*** EXCERPTED RECORDS ***

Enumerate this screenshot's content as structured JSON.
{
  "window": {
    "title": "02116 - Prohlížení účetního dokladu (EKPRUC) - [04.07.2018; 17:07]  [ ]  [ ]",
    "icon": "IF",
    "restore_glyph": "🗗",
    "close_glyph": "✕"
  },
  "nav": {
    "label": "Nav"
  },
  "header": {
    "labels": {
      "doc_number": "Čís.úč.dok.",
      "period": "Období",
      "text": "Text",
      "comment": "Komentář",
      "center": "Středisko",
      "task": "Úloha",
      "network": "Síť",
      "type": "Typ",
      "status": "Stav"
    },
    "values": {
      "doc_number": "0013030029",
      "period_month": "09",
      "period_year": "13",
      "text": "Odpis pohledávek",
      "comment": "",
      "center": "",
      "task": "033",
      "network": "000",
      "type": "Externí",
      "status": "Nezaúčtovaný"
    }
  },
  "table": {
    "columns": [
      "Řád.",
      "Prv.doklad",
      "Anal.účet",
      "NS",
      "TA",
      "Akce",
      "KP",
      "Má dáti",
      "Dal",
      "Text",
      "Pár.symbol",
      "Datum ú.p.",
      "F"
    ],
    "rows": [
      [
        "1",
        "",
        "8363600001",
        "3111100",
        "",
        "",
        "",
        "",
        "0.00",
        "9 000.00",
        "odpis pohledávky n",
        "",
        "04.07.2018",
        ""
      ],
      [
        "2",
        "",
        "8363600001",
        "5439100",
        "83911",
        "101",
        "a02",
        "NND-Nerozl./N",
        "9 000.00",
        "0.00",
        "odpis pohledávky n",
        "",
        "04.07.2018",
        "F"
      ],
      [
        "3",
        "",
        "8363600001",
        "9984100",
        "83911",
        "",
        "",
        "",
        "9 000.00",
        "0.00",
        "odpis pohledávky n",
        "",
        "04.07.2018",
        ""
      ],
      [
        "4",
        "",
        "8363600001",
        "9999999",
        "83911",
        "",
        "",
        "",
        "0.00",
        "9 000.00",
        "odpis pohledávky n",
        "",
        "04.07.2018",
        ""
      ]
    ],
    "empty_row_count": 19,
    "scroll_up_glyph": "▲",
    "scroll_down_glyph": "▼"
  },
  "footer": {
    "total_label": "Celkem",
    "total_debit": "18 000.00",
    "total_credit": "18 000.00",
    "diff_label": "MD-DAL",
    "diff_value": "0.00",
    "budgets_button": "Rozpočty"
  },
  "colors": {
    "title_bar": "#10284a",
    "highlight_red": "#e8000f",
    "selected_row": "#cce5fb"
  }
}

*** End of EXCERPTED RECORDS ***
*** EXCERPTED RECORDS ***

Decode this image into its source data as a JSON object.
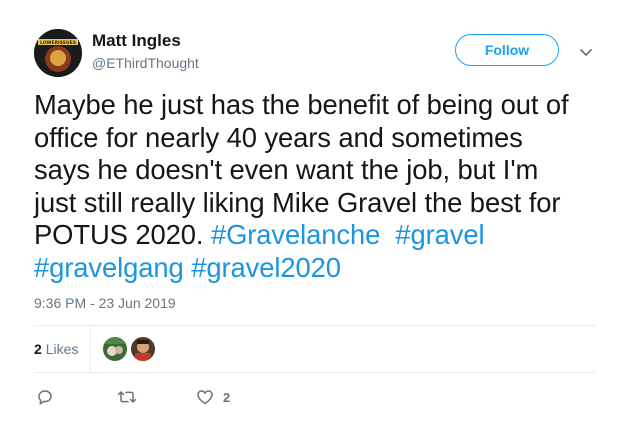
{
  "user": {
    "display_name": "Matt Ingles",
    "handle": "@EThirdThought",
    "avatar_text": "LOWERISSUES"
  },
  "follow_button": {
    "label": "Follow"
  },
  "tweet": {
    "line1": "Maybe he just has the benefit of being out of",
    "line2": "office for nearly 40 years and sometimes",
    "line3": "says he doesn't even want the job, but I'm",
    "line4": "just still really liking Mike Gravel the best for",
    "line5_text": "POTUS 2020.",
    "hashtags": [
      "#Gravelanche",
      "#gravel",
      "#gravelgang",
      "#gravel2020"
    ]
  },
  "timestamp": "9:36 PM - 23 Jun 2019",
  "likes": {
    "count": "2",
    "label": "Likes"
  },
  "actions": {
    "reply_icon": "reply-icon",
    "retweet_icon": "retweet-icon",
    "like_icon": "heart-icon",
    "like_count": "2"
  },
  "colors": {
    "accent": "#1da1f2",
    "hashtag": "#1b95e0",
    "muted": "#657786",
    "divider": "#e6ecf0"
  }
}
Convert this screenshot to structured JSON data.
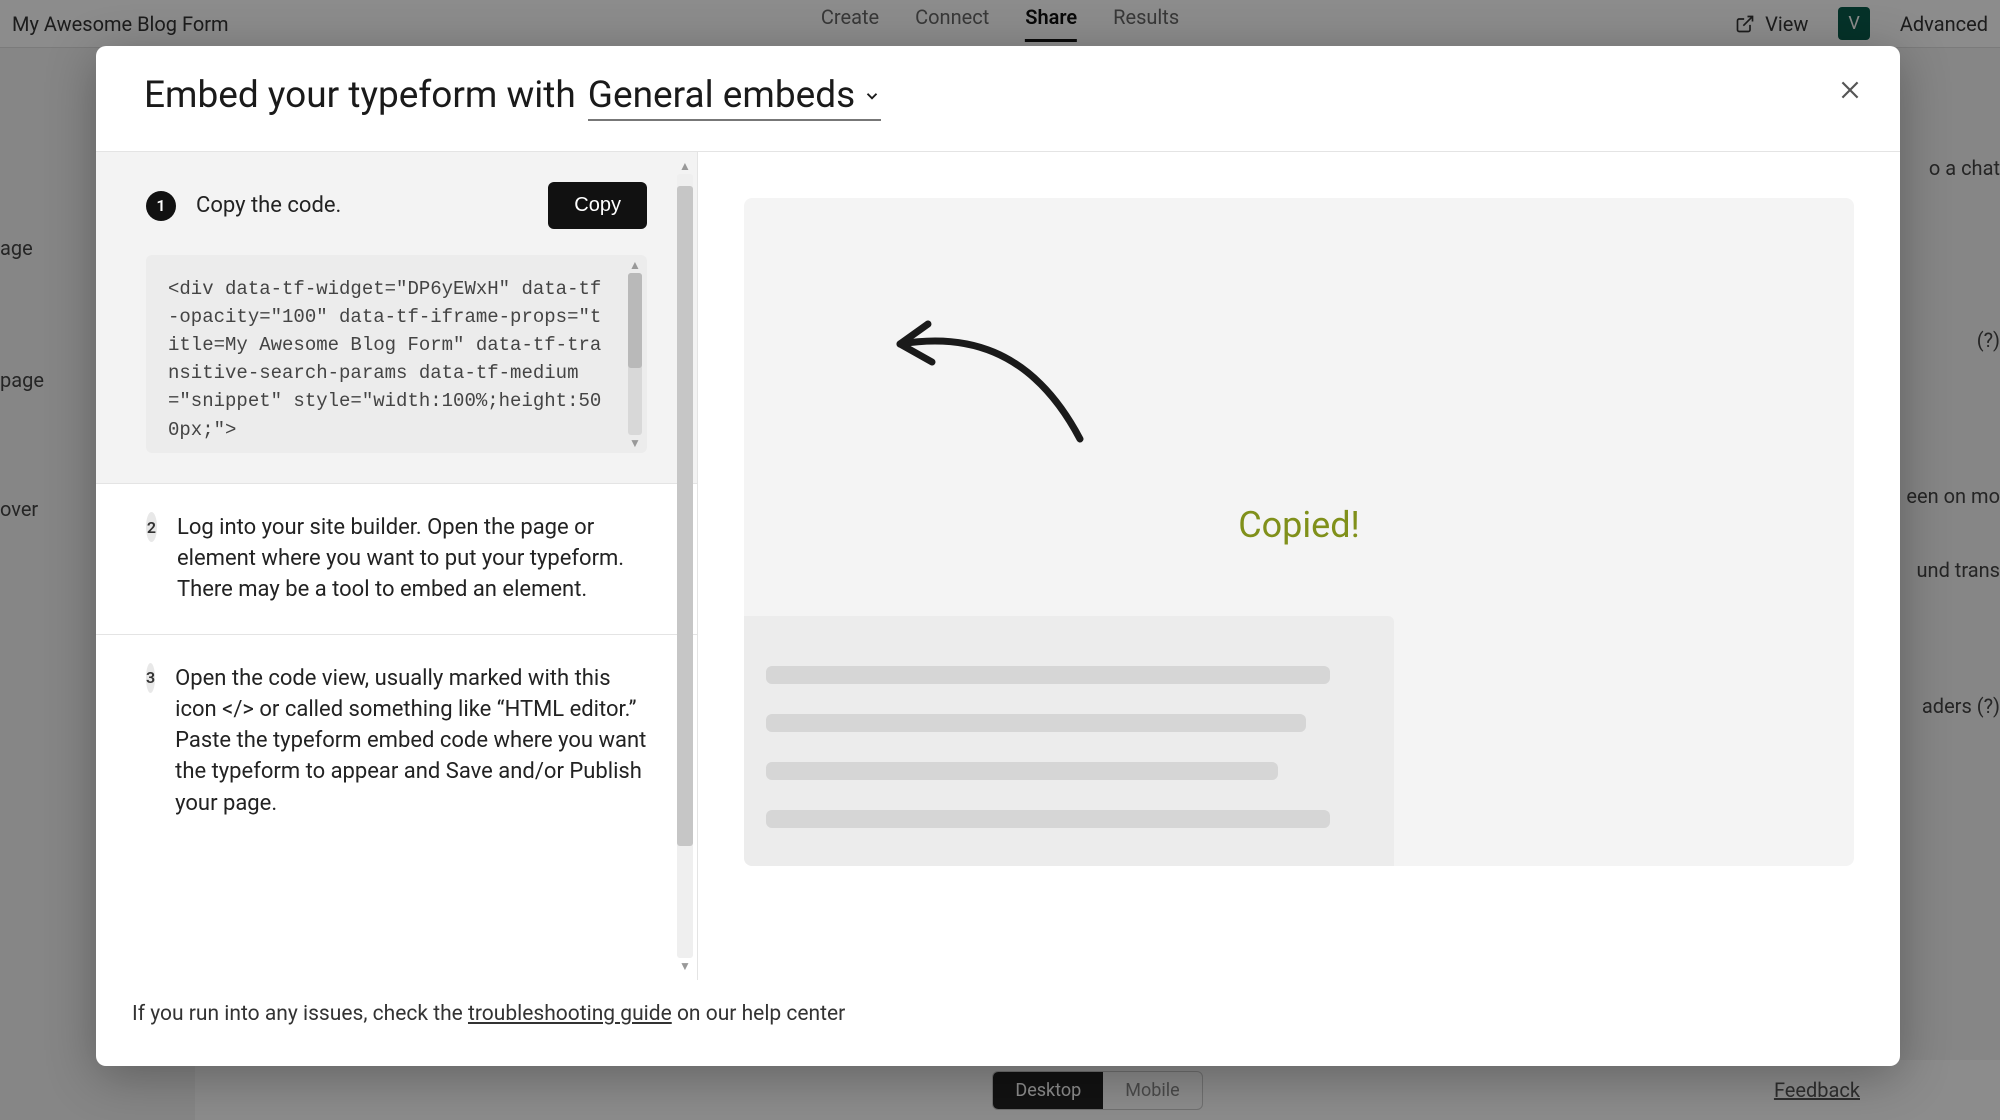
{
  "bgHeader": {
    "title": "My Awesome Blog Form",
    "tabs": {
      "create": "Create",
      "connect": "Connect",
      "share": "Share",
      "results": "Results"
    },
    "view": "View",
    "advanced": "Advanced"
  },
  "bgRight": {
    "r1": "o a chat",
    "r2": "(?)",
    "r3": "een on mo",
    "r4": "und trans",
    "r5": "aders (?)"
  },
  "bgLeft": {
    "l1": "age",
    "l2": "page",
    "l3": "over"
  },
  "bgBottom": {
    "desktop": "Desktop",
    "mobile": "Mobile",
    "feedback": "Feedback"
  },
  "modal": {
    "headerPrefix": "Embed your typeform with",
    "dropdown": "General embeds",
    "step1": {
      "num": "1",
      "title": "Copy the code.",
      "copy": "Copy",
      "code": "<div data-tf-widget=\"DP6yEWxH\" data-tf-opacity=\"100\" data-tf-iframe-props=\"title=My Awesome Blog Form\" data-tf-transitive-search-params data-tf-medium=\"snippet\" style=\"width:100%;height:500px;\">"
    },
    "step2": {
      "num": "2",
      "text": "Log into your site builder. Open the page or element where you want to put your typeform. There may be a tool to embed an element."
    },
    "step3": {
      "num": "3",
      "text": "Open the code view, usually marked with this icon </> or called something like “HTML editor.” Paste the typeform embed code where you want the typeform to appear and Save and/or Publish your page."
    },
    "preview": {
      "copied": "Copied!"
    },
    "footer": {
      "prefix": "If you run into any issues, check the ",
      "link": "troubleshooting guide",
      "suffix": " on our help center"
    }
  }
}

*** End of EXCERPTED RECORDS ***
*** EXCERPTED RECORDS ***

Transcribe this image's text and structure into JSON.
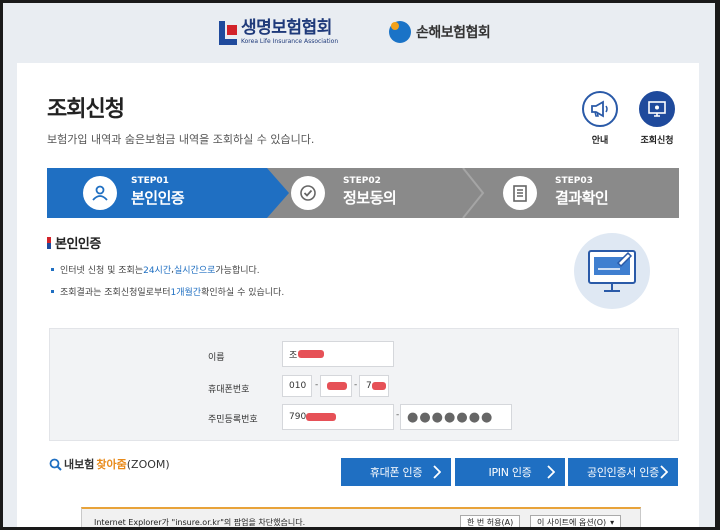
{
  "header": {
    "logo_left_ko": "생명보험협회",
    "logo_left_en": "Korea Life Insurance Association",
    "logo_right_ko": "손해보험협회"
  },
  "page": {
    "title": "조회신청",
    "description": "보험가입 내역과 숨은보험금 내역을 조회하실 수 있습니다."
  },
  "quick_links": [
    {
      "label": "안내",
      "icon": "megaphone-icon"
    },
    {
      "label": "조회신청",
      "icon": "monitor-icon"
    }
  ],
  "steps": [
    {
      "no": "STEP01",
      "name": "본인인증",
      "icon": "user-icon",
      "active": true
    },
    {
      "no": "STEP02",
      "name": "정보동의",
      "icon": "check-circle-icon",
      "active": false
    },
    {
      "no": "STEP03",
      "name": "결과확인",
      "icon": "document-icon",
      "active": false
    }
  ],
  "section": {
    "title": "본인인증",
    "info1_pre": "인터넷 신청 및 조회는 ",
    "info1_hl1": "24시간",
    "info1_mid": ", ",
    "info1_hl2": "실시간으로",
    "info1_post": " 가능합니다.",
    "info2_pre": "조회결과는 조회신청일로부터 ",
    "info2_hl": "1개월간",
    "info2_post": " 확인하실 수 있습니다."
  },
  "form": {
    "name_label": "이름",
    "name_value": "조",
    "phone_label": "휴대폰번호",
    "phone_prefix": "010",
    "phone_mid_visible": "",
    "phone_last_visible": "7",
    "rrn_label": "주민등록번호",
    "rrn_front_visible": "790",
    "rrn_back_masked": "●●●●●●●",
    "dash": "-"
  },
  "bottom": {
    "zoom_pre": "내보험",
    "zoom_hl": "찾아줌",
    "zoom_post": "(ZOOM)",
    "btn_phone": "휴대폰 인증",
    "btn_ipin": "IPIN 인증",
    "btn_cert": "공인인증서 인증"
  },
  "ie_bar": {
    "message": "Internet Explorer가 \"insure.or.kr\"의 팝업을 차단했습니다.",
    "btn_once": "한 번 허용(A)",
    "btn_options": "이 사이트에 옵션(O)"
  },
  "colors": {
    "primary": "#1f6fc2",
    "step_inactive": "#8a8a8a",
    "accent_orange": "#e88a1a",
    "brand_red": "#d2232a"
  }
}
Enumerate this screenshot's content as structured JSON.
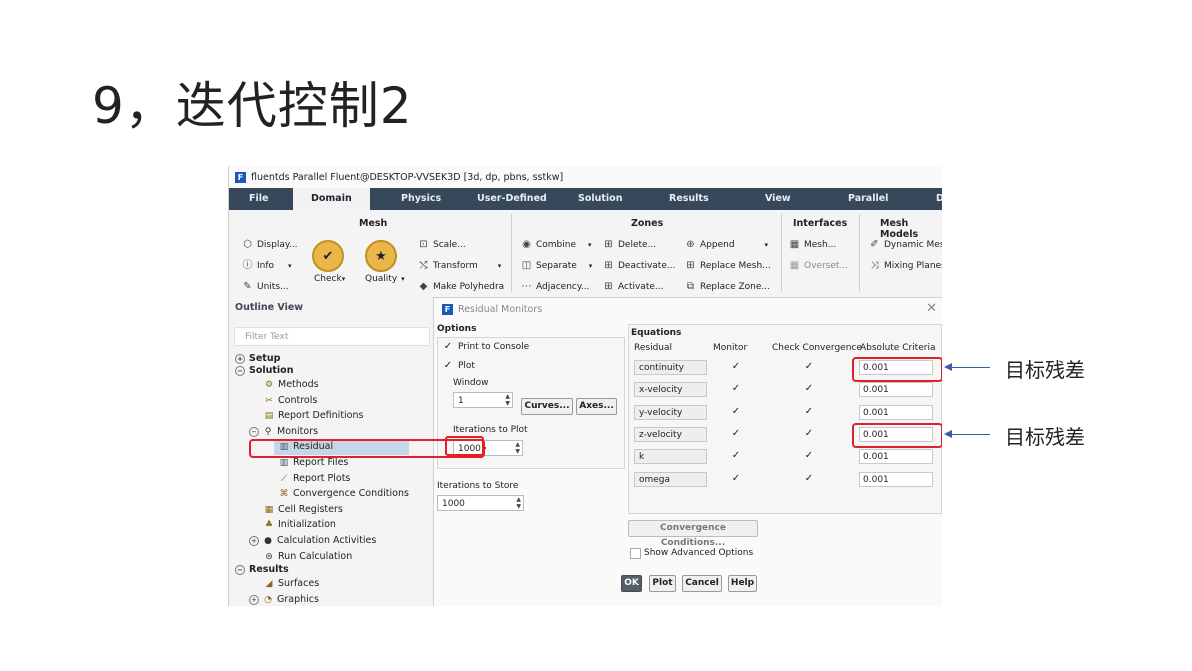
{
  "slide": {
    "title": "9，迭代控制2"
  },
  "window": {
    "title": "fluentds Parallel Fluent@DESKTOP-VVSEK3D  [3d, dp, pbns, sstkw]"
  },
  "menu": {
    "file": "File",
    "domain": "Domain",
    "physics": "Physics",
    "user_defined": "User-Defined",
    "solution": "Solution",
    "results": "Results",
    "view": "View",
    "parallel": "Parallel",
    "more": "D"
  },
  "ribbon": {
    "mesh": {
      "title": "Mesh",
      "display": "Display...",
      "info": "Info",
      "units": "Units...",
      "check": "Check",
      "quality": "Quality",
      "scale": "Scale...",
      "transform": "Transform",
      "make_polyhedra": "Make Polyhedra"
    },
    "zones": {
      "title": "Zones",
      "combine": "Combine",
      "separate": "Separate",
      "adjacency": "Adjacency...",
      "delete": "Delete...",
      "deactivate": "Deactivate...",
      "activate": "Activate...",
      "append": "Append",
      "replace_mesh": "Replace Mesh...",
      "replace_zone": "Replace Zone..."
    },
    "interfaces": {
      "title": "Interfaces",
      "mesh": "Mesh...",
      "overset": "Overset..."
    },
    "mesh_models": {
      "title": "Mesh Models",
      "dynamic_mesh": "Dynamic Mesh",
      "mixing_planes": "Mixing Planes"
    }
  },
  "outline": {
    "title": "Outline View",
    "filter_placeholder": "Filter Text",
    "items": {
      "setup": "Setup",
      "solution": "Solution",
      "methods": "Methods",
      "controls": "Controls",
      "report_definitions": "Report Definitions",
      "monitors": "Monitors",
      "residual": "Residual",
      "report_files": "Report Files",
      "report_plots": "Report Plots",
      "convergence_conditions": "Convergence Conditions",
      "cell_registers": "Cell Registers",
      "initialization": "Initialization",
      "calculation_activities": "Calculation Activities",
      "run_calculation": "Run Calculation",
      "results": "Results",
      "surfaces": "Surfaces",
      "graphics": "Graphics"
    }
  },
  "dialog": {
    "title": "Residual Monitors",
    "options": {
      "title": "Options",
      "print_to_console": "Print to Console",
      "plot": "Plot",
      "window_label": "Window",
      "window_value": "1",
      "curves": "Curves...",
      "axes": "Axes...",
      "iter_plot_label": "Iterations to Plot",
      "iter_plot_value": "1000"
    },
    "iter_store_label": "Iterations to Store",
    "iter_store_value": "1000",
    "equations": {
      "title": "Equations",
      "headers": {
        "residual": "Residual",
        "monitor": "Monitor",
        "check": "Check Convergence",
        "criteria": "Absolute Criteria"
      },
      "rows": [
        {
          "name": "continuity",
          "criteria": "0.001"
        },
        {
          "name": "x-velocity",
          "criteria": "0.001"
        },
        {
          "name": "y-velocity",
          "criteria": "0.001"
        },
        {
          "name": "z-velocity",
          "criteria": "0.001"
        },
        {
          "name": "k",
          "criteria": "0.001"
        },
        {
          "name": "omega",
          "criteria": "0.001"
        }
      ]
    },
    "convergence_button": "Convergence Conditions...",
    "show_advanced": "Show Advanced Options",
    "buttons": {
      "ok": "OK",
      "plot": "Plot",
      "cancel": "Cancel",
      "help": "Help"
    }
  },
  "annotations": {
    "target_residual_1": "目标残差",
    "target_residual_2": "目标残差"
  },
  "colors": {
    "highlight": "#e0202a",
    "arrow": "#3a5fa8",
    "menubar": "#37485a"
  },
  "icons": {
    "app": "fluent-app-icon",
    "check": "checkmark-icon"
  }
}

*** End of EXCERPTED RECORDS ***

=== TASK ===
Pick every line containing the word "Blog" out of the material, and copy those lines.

=== YOUR SOLUTION ===
    "title": "My Awesome Blog Form",
      "code": "<div data-tf-widget=\"DP6yEWxH\" data-tf-opacity=\"100\" data-tf-iframe-props=\"title=My Awesome Blog Form\" data-tf-transitive-search-params data-tf-medium=\"snippet\" style=\"width:100%;height:500px;\">"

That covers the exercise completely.